Yellowstone Volcano Observatory


Filter Total Items: 219
Date published: March 2, 2020

The roads less traveled in the Greater Yellowstone Ecosystem

What values do these road-less areas offer for science, for recreation, for wildlife? As public land owners, we all shape the future of the  Greater Yellowstone Ecosystem and other wild landscapes.

Date published: February 24, 2020

Caldera systems—a worldwide family that is more than just Yellowstone!

Did you know that there are similar caldera systems spread across the globe? And many of these are far more volcanically active than Yellowstone!

Date published: February 17, 2020

Yellowstone's shadow

The lack of any basalt in Yellowstone caldera—the existence of a magmatic "shadow"—is good evidence that the rhyolite magma chamber is still at least partially molten.

Date published: February 10, 2020

Seeing Yellowstone in stereo: The importance of monitoring Yellowstone's thermal areas from aircraft photos

Images acquired using inexpensive cameras from airborne platforms can be used to monitor surface changes in thermal areas over a variety of spatial and temporal scales.

Date published: February 3, 2020

Yellowstone's rock record—rolling through much of Earth's time

 Yellowstone National Park contains rock formations that span over half the Earth's 4.6-billion-year lifespan! 

Date published: January 27, 2020

The December 2019 hydrothermal explosion at White Island (Whakaari), New Zealand, and its lessons for Yellowstone

Hydrothermal explosions are the most likely of Yellowstone's various volcanic hazards, and the potential for additional future explosions is not insignificant.

Date published: January 20, 2020

Earthquakes in and around Yellowstone: How often do they occur?

The U.S. Geological Survey produces seismic hazard maps for the United States and the 2018 nationwide long-term assessment shows that the Yellowstone region has some of the highest seismic hazard values in the Intermountain West.

Date published: January 13, 2020

The complicated plumbing of hot springs and steam vents in Yellowstone National Park

Exploration and sampling of Yellowstone's thermal areas indicates that Yellowstone's hot springs often have surprisingly complex plumbing systems.

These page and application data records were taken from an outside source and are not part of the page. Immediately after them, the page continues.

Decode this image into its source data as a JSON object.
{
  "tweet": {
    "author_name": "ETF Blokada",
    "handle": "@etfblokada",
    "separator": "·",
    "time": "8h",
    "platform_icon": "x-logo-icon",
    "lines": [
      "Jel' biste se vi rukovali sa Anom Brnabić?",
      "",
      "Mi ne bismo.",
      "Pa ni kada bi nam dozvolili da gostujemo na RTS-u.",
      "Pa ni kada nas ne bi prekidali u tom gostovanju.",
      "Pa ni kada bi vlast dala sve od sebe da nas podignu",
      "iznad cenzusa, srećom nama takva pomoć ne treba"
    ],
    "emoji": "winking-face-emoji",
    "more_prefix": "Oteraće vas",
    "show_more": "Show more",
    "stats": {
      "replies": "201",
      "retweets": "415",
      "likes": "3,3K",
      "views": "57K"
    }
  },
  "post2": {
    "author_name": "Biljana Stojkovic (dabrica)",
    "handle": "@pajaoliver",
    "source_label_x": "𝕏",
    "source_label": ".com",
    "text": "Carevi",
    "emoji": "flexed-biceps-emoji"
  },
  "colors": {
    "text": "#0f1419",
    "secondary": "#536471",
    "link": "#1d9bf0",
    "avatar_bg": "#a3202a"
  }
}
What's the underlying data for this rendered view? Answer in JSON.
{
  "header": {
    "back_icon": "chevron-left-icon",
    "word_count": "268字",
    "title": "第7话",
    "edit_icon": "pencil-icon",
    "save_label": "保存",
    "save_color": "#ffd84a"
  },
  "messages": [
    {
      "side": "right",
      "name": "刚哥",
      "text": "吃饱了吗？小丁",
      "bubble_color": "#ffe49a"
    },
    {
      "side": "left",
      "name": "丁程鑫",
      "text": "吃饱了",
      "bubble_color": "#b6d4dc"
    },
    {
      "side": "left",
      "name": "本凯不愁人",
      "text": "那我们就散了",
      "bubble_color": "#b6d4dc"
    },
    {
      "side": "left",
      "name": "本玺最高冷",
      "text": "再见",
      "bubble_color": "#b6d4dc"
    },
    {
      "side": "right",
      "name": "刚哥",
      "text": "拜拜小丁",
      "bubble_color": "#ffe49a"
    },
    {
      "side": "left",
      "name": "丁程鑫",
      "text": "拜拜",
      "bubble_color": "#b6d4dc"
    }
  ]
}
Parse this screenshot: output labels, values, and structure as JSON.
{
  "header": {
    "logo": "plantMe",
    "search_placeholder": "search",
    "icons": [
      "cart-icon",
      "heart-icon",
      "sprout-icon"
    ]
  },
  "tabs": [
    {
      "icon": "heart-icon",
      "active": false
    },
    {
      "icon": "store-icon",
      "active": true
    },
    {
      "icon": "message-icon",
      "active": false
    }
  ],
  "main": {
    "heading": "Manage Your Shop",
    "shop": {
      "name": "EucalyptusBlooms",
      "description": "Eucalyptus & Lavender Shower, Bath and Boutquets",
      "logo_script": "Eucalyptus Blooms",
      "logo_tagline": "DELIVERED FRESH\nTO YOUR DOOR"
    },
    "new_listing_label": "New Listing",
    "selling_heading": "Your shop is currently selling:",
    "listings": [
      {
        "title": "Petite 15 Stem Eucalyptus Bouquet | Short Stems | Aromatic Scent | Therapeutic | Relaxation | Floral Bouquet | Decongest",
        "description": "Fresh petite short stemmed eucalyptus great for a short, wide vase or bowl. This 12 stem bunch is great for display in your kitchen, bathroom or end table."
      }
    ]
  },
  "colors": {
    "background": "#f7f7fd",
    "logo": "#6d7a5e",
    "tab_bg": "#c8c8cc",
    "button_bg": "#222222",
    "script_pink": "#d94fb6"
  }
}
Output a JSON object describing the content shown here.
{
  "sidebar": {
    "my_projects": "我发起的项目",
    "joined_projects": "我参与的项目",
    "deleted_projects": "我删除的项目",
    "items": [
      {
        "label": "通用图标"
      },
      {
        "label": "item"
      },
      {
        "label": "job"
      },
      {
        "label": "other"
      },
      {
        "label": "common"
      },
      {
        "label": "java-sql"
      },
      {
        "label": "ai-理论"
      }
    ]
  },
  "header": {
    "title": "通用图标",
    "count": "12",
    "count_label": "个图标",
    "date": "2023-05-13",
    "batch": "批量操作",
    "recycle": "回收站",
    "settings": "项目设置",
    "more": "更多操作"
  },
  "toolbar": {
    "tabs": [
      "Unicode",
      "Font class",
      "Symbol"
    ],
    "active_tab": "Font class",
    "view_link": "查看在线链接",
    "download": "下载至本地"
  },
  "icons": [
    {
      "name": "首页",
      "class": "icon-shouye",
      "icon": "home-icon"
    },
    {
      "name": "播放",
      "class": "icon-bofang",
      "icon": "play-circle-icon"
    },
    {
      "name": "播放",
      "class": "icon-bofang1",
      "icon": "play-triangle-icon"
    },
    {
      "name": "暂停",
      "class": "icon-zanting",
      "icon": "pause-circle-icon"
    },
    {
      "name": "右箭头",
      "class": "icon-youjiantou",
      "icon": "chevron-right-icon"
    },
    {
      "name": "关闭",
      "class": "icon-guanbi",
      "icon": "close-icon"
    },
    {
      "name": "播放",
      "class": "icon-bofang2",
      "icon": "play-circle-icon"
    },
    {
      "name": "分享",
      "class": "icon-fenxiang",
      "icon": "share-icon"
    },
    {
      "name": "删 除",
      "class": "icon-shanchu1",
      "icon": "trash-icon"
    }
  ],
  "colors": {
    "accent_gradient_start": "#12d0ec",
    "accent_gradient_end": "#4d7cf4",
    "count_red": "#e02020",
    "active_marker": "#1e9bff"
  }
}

It is not uncommon to find hot spring pools, which have one type of chemistry, and steam vents, which have totally different chemistry, located in close proximity—or even occupying the same space! Learn what happens when these mix or overlap.

Date published: January 6, 2020

Yellowstone—the year 2019 in review

Yellowstone Caldera Chronicles is a weekly column written by scientists and collaborators of the Yellowstone Volcano Observatory. This week's contribution is...

Date published: December 30, 2019

How do we know so much about Yellowstone deformation? Let's ask DZ!

Today, we'll pay homage to one of the scientists that made these discoveries: Dr. Daniel Dzurisin, who retires at the end of this week after over 43 years of service.

Date published: December 23, 2019

Science cowboys: The adventures of Yellowstone's early geologists

This preservation mandate made scientific research in YNP initially challenging to sort out—what is the balance between research and preservation, and how can you have one without the other? 

Date published: December 16, 2019

The diverse chemistry of Yellowstone's hydrothermal features

Investigations into the water chemistry of Yellowstone's geysers, hot springs, mud pots, and streams and rivers have been conducted by the U.S. Geological Survey dating back to 1888.